Thursday, 23 June 2016

Rejection Letter

A page in my journal of rejection letters.
Every so often, I forget how difficult it is to deal with rejection letters and wonder why I haven't been sending out my writing.  I become motivated and send out everything I've written, expecting that this time things will be different.  I've been writing for even longer now, I must be ready for publication.  A few weeks of hopeful expectation passes and then the rejections letters begin.

Mostly, rejection letters are form letters.  When I started sending things out, I used snail mail and I collected these letters in a notebook.  Now, I can save my postage most of the time and send my writing via email.  But, other than than, the process is the same.  Write a cover letter, send out what you think is your best work and wait in hopes of being accepted.

Today, I received a rejection with notes.  This response to my submission was optional.  I opted to hear the truth.  It was brutal.  While I greatly appreciate the time it took to reply to my work, I can't help but wonder if it could have been tempered with something good.  Perhaps this is hypocritical of me, but as a teacher, I know how important it is to look for the good in student's work while gently suggesting a bit of improvement.  It's so easy to focus on the negative.  Now, I'm thinking this story is beyond help.  Perhaps I should never have ventured outside my genre.

I'm trying to encourage myself with Julia Cameron's advice.  "And so, in order to be a good writer, I The Right to Write, p. 23).  She also says "The best and rarest criticism is constructive, and very few people know how to give it. . . "All (a writer) needs to find (their) stride . . . is encouragement and safety.  This does not mean that aesthetics go out the window.  It means, however, that we need to take the time and the space to discover our own aesthetic, and that does not happen when we get involved with instant cup of soup criticism and art by consensus." (p. 177).
have to be willing to be a bad writer.  I have to be willing to let my thoughts and images be as contradictory as the evening firing its fireworks outside my window."  (
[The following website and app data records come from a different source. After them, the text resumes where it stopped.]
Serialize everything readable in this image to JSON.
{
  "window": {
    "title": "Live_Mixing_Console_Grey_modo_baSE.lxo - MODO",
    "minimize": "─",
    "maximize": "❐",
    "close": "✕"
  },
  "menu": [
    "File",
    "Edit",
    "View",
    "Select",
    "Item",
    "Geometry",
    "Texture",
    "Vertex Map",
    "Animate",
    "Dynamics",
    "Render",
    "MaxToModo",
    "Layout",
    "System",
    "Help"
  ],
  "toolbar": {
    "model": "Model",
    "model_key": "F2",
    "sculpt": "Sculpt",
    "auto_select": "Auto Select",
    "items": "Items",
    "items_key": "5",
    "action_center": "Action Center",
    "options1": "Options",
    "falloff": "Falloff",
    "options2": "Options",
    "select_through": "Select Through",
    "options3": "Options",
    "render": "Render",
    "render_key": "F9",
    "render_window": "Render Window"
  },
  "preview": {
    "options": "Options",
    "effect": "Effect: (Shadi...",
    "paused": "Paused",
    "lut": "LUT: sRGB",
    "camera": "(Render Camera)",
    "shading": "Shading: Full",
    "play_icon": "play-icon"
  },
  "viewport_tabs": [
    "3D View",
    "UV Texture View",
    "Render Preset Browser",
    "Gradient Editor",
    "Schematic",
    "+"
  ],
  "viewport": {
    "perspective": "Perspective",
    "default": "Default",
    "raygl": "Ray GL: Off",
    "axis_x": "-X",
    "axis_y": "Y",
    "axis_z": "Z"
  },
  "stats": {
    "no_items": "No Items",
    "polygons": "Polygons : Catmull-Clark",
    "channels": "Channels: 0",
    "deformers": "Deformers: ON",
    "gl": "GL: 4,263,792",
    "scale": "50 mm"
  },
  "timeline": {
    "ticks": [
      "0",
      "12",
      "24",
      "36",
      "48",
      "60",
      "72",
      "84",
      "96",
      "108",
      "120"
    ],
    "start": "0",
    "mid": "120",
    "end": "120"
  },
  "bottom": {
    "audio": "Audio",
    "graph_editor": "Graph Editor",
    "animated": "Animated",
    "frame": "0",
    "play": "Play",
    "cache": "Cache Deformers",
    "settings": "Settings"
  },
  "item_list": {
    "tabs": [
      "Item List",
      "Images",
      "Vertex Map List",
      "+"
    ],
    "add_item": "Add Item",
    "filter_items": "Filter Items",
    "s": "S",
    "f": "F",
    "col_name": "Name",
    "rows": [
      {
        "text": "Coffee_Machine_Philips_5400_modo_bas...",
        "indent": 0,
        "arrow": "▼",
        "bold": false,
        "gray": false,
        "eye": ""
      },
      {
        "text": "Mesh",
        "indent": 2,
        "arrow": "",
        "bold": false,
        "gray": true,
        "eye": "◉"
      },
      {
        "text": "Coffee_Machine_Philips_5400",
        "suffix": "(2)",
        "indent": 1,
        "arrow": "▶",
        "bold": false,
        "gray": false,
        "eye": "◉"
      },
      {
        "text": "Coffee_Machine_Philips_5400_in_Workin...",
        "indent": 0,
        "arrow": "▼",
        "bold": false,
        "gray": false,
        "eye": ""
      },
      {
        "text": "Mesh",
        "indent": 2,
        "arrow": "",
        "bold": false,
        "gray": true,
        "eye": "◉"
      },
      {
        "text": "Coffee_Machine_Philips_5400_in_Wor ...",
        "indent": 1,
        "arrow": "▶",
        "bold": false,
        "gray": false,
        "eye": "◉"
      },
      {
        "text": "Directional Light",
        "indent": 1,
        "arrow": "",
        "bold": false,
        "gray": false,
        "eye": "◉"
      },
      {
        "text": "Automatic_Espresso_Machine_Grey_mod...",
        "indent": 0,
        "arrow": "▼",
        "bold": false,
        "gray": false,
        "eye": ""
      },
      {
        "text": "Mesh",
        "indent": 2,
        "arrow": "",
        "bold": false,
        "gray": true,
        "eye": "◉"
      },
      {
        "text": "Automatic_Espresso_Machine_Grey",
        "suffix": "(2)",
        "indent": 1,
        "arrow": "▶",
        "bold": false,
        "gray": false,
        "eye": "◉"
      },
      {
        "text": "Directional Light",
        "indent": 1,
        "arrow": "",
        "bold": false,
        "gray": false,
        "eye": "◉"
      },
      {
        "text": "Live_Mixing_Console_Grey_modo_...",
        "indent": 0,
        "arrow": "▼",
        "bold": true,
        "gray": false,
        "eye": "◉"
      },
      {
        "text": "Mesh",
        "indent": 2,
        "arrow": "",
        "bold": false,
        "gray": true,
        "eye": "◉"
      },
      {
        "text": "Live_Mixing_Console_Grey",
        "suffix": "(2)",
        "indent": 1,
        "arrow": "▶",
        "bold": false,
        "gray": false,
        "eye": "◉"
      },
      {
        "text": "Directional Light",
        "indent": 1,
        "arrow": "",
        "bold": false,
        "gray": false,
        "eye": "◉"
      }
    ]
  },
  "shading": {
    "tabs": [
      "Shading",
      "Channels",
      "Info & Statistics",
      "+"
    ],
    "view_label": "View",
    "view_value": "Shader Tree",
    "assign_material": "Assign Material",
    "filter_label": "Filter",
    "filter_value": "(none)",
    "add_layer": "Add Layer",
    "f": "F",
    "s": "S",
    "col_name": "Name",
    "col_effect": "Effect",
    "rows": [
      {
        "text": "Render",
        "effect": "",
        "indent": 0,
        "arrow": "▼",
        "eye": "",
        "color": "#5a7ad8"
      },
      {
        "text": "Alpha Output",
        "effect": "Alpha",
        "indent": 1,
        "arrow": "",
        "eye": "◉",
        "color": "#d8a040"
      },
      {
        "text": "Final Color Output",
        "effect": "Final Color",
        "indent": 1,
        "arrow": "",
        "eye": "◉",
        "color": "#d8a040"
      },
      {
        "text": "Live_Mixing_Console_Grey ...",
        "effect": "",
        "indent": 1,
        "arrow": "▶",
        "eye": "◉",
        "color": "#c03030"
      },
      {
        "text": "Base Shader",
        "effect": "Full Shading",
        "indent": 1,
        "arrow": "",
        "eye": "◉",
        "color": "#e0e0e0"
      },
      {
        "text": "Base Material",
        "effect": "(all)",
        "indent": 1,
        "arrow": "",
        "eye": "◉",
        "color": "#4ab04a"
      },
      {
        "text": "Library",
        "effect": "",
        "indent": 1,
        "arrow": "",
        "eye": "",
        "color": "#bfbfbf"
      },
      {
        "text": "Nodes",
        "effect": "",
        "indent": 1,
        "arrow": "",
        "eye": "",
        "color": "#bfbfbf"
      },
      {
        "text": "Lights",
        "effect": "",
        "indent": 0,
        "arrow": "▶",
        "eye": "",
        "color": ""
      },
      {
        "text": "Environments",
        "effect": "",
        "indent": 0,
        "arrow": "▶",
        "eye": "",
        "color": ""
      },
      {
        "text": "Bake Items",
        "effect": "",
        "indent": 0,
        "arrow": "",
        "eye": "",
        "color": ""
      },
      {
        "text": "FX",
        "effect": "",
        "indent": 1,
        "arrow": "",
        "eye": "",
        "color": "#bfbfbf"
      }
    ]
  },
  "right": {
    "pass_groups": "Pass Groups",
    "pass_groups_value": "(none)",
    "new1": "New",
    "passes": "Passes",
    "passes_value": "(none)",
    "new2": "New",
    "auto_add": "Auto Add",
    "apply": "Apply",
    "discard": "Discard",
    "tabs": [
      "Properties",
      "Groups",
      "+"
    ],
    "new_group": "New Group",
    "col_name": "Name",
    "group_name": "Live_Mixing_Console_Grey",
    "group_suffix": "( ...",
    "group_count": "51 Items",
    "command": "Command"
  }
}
So, perhaps the reaction of not wanting to send out any more writing is a healthy one.  Cameron calls it "Containment".  I'll let this batch of submissions run its course and allow myself to forget the sting of rejection until I'm ready to try again.  I am tempted to post the rejected story here, however.  I don't think I'll be able to send it out again.  It's tarnished now by the impressions of others.  I'd love a bit of advice here.  


  1. Ugh! This is so rough. I'm so sorry you got such an unhelpful reply. Maybe that person was just having a bad day and had to take it out on someone. Maybe it's meant to get you even more determined to follow your own path. Or maybe that story was actually meant for greater things than that opportunity could have offered.


    1. Thank you Katie!!! Such a helpful comment. There's nothing better than a writer friend when you are having writer problems!